BEIJING (Reuters) - The wife of Chinese dissident artist Ai Weiwei said on Tuesday police treated her as a “criminal suspect” when they took her away for three hours of questioning, in a sign that Beijing is stepping up efforts to intimidate Ai -- its most famous social critic.
Lu Qing, 47, was the latest person linked to Ai to be taken in for questioning. But Lu, who was released soon after, said police officers could not tell her what kind of crime she was suspected of committing.
Ai, whose 81-day secret detention earlier this year ignited an international uproar, was released in late June. Ai and his supporters said he was the victim of the ruling Communist Party’s crackdown on dissent. The government accused him of tax evasion, a charge he denied.
Lu said police interrogated her about her responsibilities at Beijing Fake Cultural Development. The firm is at the centre of the tax evasion case, which critics have said is a political vendetta against Ai for his caustic criticism of the government.
Lu is the legally registered representative of the company, and therefore could also be targeted in the charges.
“I didn’t expect it at all,” Lu told Reuters.
“Four people from the Beijing Chaoyang Police Station barged in this afternoon and came out with a notice that said I‘m a criminal suspect.”
“(Later) I asked them: What crime am I suspected of committing?” she said. “They said, ‘I can’t tell you.'”
The police told Lu that she could not leave Beijing “in the near term” but refused to tell her for how long.

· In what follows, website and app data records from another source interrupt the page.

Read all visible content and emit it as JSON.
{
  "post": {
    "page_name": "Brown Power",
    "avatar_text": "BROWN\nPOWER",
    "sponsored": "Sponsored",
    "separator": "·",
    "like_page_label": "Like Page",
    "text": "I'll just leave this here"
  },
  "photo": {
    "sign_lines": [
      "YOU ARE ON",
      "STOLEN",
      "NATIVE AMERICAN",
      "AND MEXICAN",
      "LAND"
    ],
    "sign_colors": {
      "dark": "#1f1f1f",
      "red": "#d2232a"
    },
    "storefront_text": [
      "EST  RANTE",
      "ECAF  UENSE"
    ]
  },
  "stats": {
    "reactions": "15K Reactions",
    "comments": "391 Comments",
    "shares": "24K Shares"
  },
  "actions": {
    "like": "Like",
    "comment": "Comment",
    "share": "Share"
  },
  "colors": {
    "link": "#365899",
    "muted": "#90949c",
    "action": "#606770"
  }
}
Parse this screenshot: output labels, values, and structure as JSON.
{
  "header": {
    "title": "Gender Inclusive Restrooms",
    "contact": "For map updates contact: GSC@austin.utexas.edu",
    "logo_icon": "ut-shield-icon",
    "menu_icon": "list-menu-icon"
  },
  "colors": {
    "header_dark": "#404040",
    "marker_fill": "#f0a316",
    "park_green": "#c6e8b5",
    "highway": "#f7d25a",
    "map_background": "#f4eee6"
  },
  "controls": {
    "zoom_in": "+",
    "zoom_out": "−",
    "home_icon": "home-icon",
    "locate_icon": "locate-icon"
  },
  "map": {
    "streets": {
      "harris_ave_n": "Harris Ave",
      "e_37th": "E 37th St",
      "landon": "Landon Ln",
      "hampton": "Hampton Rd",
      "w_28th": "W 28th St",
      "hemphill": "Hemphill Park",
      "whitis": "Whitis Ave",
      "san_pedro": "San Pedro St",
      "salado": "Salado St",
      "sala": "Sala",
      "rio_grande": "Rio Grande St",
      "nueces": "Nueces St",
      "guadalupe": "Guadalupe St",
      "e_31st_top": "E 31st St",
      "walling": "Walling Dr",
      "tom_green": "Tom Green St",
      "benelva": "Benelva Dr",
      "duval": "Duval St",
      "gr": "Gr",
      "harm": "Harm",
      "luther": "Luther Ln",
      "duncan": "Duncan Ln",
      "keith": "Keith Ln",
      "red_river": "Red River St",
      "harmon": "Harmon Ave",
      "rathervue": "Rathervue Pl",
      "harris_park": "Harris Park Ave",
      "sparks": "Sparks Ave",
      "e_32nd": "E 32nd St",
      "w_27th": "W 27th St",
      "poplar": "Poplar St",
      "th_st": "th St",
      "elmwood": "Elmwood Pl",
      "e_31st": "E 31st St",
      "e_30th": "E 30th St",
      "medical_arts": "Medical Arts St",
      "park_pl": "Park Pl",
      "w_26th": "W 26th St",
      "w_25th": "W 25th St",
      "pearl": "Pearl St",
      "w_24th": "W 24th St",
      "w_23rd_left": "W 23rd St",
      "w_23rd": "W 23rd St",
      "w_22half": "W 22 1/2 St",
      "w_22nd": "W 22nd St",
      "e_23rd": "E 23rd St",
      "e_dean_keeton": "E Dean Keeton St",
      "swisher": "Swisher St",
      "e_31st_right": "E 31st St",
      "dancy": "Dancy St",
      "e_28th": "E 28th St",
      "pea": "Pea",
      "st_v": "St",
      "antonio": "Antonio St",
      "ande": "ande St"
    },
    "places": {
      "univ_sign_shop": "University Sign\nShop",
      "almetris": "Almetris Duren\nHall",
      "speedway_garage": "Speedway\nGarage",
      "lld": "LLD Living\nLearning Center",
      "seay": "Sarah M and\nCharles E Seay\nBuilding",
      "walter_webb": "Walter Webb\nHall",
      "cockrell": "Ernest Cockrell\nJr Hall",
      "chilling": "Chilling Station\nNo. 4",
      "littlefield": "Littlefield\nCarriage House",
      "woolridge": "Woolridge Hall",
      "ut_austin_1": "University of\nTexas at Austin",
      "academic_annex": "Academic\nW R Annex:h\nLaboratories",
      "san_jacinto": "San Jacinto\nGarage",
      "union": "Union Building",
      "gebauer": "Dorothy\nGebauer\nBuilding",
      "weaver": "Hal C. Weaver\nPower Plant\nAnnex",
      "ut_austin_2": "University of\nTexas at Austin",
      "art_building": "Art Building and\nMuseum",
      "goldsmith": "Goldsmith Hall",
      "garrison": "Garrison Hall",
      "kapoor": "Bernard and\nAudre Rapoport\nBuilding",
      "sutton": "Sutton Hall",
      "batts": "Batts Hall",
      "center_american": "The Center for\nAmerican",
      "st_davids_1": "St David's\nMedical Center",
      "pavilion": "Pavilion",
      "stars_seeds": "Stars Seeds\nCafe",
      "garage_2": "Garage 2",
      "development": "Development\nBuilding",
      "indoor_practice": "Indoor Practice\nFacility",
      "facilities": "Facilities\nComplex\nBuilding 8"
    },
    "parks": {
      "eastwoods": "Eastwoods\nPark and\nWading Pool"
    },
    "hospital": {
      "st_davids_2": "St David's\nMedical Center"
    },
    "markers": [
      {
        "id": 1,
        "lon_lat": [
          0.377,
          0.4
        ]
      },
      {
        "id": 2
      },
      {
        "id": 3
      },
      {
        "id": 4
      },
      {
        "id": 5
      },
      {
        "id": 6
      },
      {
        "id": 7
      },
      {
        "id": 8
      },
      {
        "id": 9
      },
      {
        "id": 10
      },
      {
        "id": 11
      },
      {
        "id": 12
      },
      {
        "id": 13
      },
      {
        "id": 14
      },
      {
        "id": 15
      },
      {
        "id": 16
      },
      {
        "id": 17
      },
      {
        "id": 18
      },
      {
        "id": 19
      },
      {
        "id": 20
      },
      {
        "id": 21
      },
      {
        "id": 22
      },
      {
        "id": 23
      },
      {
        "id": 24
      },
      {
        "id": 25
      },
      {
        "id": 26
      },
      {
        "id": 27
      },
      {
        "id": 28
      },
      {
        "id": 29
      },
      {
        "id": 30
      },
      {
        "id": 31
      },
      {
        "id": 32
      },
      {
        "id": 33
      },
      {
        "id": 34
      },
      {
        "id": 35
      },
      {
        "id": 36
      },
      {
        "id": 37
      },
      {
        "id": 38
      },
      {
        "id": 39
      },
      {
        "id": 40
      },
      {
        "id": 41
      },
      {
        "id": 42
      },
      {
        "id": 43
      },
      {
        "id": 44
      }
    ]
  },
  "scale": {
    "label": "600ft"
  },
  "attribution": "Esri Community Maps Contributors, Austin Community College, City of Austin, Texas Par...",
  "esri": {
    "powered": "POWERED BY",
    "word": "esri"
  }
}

Lu said they also told her that they could take her back anytime for questioning.
Lu said the police asked her about the programs run by Fake and personal information such as her money transactions and bank accounts such as one in New York. But they did not mention the tax evasion case, she added.
Lu was last questioned by police in April, when officials said that Ai was under investigation for “suspected economic crimes.”
The bearded and burly artist was detained without any charge in early April and held mainly in solitary confinement until his conditional release in late June.
But Ai has ignored efforts to silence him and has instead become a rallying point for China’s dissidents and activists under pressure since a government crackdown early this year brought a wave of detentions and arrests.
Ai paid a bond of 8.45 million yuan ($1.3 million) this month, paving the way to file what he fears may be an ultimately futile appeal on the tax evasion charge. The money was raised from contributions from his supporters.
Additional reporting by Chris Buckley; Editing by Yoko Nishikawa